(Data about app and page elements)
^^^^
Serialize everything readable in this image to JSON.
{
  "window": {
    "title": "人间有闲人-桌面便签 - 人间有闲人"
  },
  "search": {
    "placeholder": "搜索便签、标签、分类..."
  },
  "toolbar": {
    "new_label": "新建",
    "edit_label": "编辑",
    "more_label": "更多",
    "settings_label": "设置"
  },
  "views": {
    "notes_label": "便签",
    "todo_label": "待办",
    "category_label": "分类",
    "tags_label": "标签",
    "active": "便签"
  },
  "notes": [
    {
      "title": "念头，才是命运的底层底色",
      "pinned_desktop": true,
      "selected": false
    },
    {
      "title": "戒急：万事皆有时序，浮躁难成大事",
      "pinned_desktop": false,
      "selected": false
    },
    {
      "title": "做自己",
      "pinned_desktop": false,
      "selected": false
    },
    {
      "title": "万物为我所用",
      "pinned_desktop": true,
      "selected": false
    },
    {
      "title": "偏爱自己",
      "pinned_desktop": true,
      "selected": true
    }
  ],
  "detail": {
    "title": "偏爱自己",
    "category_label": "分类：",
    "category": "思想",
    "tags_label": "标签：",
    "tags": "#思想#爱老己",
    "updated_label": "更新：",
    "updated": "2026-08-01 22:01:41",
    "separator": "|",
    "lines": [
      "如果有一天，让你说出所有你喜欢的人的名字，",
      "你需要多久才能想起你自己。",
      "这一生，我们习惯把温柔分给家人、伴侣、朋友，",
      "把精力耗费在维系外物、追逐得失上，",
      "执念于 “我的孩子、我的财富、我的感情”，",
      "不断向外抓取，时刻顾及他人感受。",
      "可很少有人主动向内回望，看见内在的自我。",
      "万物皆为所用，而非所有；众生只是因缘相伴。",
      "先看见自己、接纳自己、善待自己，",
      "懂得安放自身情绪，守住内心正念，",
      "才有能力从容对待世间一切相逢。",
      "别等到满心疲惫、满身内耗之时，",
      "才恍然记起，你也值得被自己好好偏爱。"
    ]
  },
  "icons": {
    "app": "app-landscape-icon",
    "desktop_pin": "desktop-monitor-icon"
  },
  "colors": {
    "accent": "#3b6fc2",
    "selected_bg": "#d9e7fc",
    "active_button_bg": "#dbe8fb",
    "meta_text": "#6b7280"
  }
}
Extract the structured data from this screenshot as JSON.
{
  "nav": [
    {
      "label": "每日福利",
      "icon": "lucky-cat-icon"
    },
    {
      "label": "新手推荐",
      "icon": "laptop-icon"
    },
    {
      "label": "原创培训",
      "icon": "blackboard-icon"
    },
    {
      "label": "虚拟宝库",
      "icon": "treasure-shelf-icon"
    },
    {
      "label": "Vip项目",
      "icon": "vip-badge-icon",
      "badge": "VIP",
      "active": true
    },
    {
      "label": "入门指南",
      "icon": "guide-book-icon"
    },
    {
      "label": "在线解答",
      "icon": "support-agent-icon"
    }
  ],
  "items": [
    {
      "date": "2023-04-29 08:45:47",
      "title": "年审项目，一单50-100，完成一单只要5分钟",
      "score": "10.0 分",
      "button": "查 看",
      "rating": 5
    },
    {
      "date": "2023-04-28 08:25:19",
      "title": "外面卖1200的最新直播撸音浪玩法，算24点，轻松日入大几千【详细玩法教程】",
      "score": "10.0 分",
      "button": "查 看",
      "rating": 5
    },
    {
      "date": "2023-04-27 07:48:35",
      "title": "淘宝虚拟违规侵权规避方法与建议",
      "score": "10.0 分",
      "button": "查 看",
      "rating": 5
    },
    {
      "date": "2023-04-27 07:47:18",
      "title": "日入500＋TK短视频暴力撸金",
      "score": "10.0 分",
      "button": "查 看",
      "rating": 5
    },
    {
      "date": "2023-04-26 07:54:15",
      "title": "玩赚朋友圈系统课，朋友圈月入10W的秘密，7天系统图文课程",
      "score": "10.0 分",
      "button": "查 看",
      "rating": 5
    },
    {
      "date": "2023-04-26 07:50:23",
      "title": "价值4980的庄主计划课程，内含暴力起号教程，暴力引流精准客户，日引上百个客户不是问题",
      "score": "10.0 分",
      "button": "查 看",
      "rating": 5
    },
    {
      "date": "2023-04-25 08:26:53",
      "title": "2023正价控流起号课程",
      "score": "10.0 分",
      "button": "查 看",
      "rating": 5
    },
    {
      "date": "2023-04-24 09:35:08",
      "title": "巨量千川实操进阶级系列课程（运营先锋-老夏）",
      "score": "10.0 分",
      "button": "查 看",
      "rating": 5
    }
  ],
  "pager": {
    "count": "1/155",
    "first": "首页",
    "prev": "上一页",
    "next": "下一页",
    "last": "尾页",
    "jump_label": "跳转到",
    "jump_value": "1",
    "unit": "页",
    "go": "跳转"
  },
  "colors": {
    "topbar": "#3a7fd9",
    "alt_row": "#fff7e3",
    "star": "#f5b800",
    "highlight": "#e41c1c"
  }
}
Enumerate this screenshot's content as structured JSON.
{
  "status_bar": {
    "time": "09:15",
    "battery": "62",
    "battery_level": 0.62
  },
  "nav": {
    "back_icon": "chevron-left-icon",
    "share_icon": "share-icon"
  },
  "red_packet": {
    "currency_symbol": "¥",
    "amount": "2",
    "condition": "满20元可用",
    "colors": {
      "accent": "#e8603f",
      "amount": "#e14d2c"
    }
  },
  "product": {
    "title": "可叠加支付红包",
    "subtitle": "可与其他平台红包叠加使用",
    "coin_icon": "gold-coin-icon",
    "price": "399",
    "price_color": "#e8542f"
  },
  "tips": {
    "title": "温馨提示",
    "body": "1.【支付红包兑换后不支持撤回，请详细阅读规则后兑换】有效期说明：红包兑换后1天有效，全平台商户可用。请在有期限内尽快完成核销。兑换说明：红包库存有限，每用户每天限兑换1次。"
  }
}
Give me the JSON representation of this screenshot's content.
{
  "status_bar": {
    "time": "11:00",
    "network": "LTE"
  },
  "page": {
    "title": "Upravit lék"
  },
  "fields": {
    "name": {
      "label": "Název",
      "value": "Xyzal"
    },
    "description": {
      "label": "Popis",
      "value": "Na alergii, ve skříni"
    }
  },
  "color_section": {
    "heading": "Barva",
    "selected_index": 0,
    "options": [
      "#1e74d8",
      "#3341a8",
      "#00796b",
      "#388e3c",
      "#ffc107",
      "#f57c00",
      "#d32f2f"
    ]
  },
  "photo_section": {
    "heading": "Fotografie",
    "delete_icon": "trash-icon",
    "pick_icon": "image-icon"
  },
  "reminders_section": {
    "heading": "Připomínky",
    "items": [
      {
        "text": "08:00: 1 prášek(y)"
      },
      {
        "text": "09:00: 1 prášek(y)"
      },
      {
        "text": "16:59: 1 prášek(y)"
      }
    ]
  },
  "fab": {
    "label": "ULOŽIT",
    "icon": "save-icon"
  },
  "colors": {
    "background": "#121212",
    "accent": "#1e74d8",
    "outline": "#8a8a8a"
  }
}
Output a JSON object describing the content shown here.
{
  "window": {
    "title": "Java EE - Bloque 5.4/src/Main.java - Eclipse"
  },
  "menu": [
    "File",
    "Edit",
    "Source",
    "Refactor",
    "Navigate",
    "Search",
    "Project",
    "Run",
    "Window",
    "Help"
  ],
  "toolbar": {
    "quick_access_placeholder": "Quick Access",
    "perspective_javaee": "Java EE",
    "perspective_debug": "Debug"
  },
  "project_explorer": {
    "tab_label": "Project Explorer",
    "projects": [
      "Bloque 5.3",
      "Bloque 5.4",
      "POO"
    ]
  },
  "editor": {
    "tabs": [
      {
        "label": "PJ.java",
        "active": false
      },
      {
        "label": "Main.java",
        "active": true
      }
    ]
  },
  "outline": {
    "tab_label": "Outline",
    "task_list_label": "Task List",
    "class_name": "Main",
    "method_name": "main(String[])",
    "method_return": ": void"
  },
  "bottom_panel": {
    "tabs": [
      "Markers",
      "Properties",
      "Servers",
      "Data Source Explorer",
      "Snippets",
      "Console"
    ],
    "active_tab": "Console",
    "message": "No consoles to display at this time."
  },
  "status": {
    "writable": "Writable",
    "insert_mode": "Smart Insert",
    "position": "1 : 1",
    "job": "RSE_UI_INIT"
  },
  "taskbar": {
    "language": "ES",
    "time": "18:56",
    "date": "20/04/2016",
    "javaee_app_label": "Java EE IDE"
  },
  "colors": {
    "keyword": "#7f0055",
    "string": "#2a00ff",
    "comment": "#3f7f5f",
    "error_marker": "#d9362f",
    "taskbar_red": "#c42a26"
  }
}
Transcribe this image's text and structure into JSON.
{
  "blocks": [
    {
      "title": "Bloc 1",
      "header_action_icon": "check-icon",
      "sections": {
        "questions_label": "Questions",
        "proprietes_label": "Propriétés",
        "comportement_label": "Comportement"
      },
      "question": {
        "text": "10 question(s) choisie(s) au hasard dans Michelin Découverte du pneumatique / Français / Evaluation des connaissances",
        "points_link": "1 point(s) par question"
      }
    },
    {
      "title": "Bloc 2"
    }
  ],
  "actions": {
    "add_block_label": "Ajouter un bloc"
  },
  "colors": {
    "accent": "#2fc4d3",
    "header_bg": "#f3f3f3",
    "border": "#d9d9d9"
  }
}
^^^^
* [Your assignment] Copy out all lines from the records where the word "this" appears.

* [Result of the exercise]
Serialize everything readable in this image to JSON.
Extract the structured data from this screenshot as JSON.
Enumerate this screenshot's content as structured JSON.
Give me the JSON representation of this screenshot's content.
    "message": "No consoles to display at this time."
Transcribe this image's text and structure into JSON.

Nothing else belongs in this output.